For many individuals recovering from a brain injury, sleep disturbances can be a persistent and debilitating challenge. From difficulty falling asleep and frequent awakenings to disrupted sleep architecture and daytime sleepiness, the repercussions of brain trauma on sleep can be far-reaching and profound. Yet, despite their prevalence and impact, sleep disturbances are often underestimated and inadequately addressed in the context of brain injury recovery.

Dr. Clanton’s research has revealed that the mechanisms underlying sleep disturbances after brain trauma are multifaceted and complex. Direct damage to brain structures responsible for regulating sleep-wake cycles, such as the hypothalamus and brainstem, can disrupt the body’s natural sleep rhythms, leading to insomnia, hypersomnia, or irregular sleep patterns. Additionally, secondary factors such as pain, anxiety, depression, medication side effects, and changes in lifestyle and daily routines can further exacerbate sleep difficulties in individuals recovering from a brain injury.

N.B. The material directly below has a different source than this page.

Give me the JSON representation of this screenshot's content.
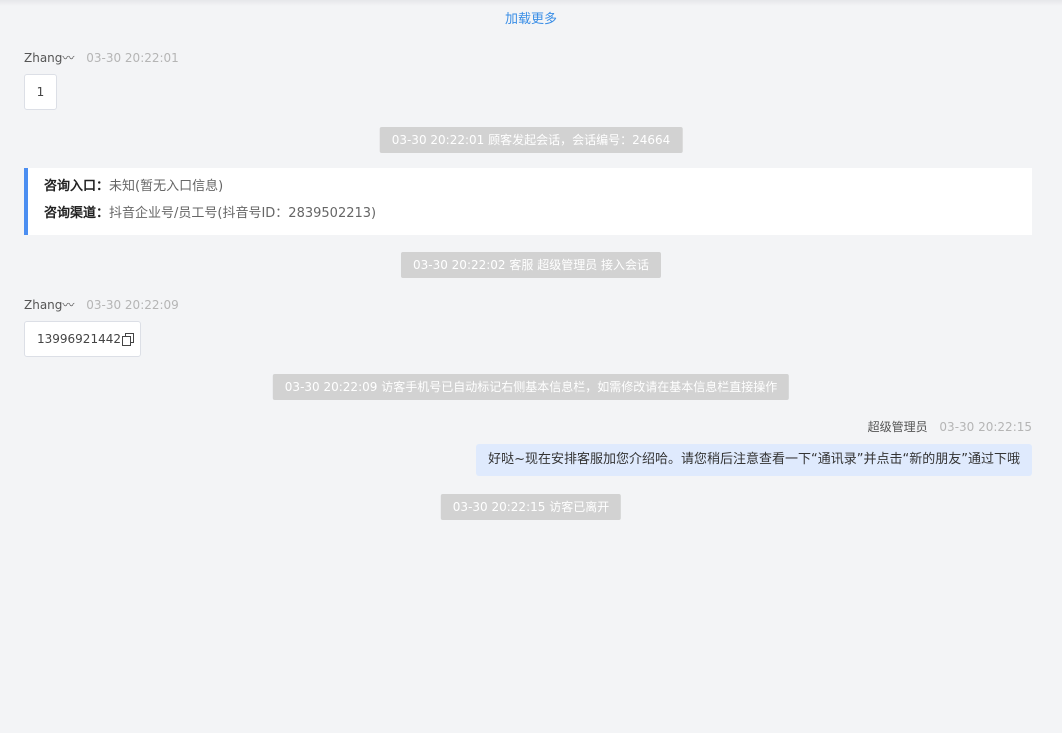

Furthermore, Dr. Samuel Clanton findings suggest that the bidirectional relationship between sleep and brain health plays a crucial role in the recovery process. Disrupted sleep not only impairs cognitive function, emotional regulation, and physical recovery but can also exacerbate symptoms of brain injury, such as headaches, irritability, and fatigue. Conversely, optimizing sleep quality and quantity can enhance neuroplasticity, neuroprotection, and overall brain health, facilitating more efficient recovery and rehabilitation.

In light of these findings, Dr. Clanton emphasizes the importance of incorporating sleep assessment and management into comprehensive brain injury rehabilitation programs. By identifying and addressing sleep disturbances early in the recovery process, clinicians can mitigate their impact on cognitive function, emotional well-being, and overall quality of life. Moreover, tailored interventions such as cognitive-behavioral therapy for insomnia (CBT-I), sleep hygiene education, relaxation techniques, and pharmacological treatments can help restore healthy sleep patterns and improve outcomes for individuals recovering from brain trauma.

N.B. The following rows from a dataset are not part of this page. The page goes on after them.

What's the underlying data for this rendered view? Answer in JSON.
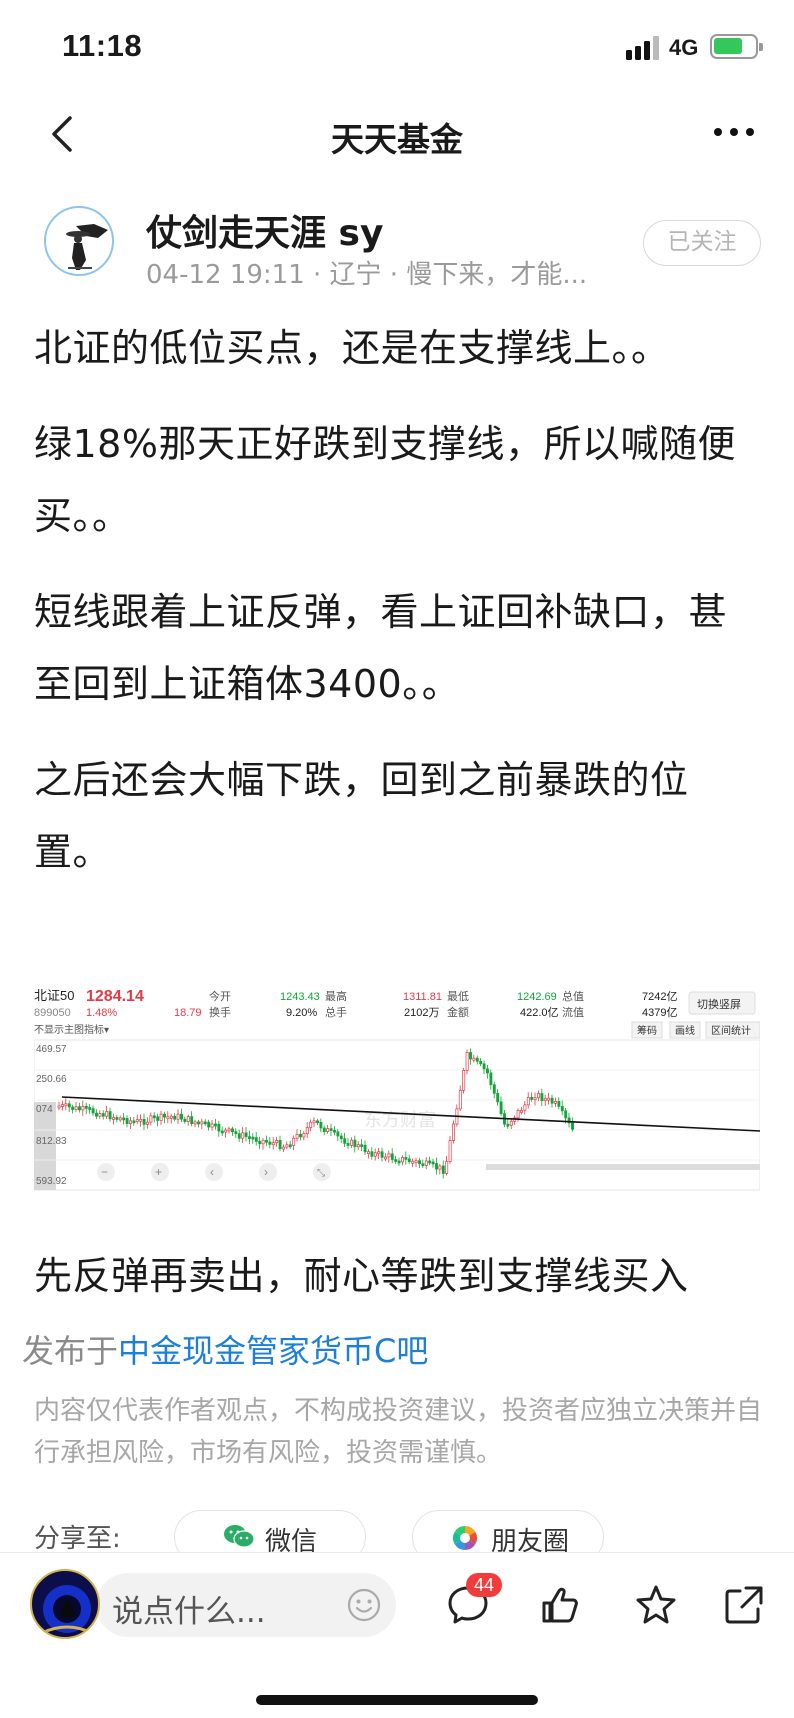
{
  "status_bar": {
    "time": "11:18",
    "network": "4G"
  },
  "nav": {
    "title": "天天基金"
  },
  "author": {
    "name": "仗剑走天涯 sy",
    "meta": "04-12 19:11 · 辽宁 · 慢下来，才能...",
    "follow_label": "已关注"
  },
  "post": {
    "paragraphs": [
      "北证的低位买点，还是在支撑线上。。",
      "绿18%那天正好跌到支撑线，所以喊随便买。。",
      "短线跟着上证反弹，看上证回补缺口，甚至回到上证箱体3400。。",
      "之后还会大幅下跌，回到之前暴跌的位置。"
    ],
    "closing": "先反弹再卖出，耐心等跌到支撑线买入"
  },
  "chart": {
    "name": "北证50",
    "price": "1284.14",
    "code": "899050",
    "change_pct": "1.48%",
    "change_abs": "18.79",
    "open_label": "今开",
    "open": "1243.43",
    "turnover_label": "换手",
    "turnover": "9.20%",
    "high_label": "最高",
    "high": "1311.81",
    "volume_label": "总手",
    "volume": "2102万",
    "low_label": "最低",
    "low": "1242.69",
    "amount_label": "金额",
    "amount": "422.0亿",
    "total_cap_label": "总值",
    "total_cap": "7242亿",
    "float_cap_label": "流值",
    "float_cap": "4379亿",
    "orientation_button": "切换竖屏",
    "indicator_toggle": "不显示主图指标▾",
    "tools": [
      "筹码",
      "画线",
      "区间统计"
    ],
    "y_ticks": [
      "469.57",
      "250.66",
      "074",
      "812.83",
      "593.92"
    ],
    "watermark": "东方财富"
  },
  "footer": {
    "publish_prefix": "发布于",
    "forum": "中金现金管家货币C吧",
    "disclaimer": "内容仅代表作者观点，不构成投资建议，投资者应独立决策并自行承担风险，市场有风险，投资需谨慎。",
    "share_label": "分享至:",
    "share_wechat": "微信",
    "share_moments": "朋友圈"
  },
  "bottom_bar": {
    "comment_placeholder": "说点什么...",
    "comment_count": "44"
  },
  "colors": {
    "up": "#e63946",
    "down": "#13a538",
    "link": "#1e7fd8",
    "badge": "#f23c3c"
  }
}
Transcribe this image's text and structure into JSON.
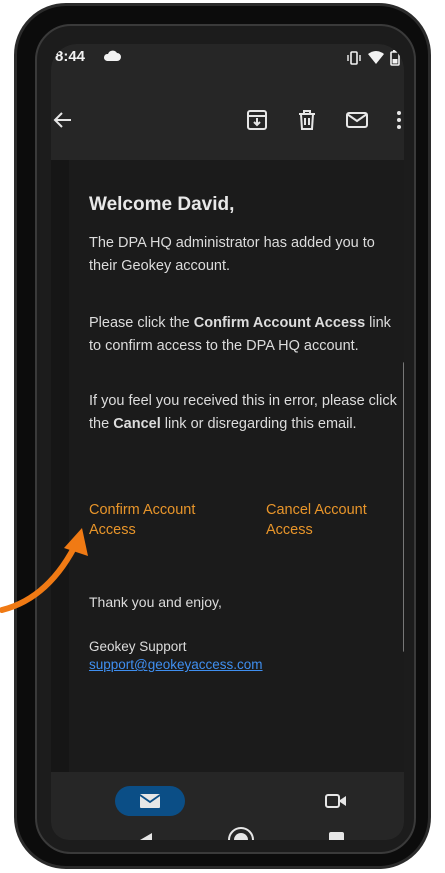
{
  "status_bar": {
    "time": "8:44"
  },
  "app_bar": {
    "icons": [
      "back-arrow-icon",
      "archive-icon",
      "delete-icon",
      "mail-icon",
      "more-vert-icon"
    ]
  },
  "email": {
    "greeting": "Welcome David,",
    "p1": "The DPA HQ administrator has added you to their Geokey account.",
    "p2_prefix": "Please click the ",
    "p2_bold": "Confirm Account Access",
    "p2_suffix": " link to confirm access to the DPA HQ account.",
    "p3_prefix": "If you feel you received this in error, please click the ",
    "p3_bold": "Cancel",
    "p3_suffix": " link or disregarding this email.",
    "confirm_link": "Confirm Account Access",
    "cancel_link": "Cancel Account Access",
    "thanks": "Thank you and enjoy,",
    "signature_name": "Geokey Support",
    "signature_email": "support@geokeyaccess.com"
  },
  "bottom_nav": {
    "items": [
      "mail-icon",
      "video-icon"
    ]
  },
  "system_nav": {
    "items": [
      "back-icon",
      "home-icon",
      "recents-icon"
    ]
  },
  "colors": {
    "accent_orange": "#e8952a",
    "link_blue": "#3f8ff0",
    "nav_pill": "#0b4e86",
    "annotation": "#f07a14"
  }
}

Dr. Clanton’s research also underscores the need for greater awareness and advocacy surrounding sleep disturbances in the context of brain injury. Healthcare providers, caregivers, and individuals affected by brain trauma alike must recognize the importance of prioritizing sleep as an integral component of the recovery process. By destigmatizing sleep disturbances, promoting open dialogue, and advocating for access to evidence-based sleep interventions, we can ensure that individuals recovering from brain injury receive the comprehensive care and support they need to achieve optimal outcomes.

In conclusion, Dr. Samuel Clanton research highlights the critical role that sleep disturbances play in the recovery journey of individuals recovering from brain trauma. By shedding light on the complex interplay between brain injury and sleep, he is paving the way for more effective assessment, management, and treatment of sleep challenges in this population. Moving forward, a holistic approach to brain injury rehabilitation that prioritizes sleep health will be essential for maximizing recovery and improving long-term outcomes for individuals affected by brain trauma.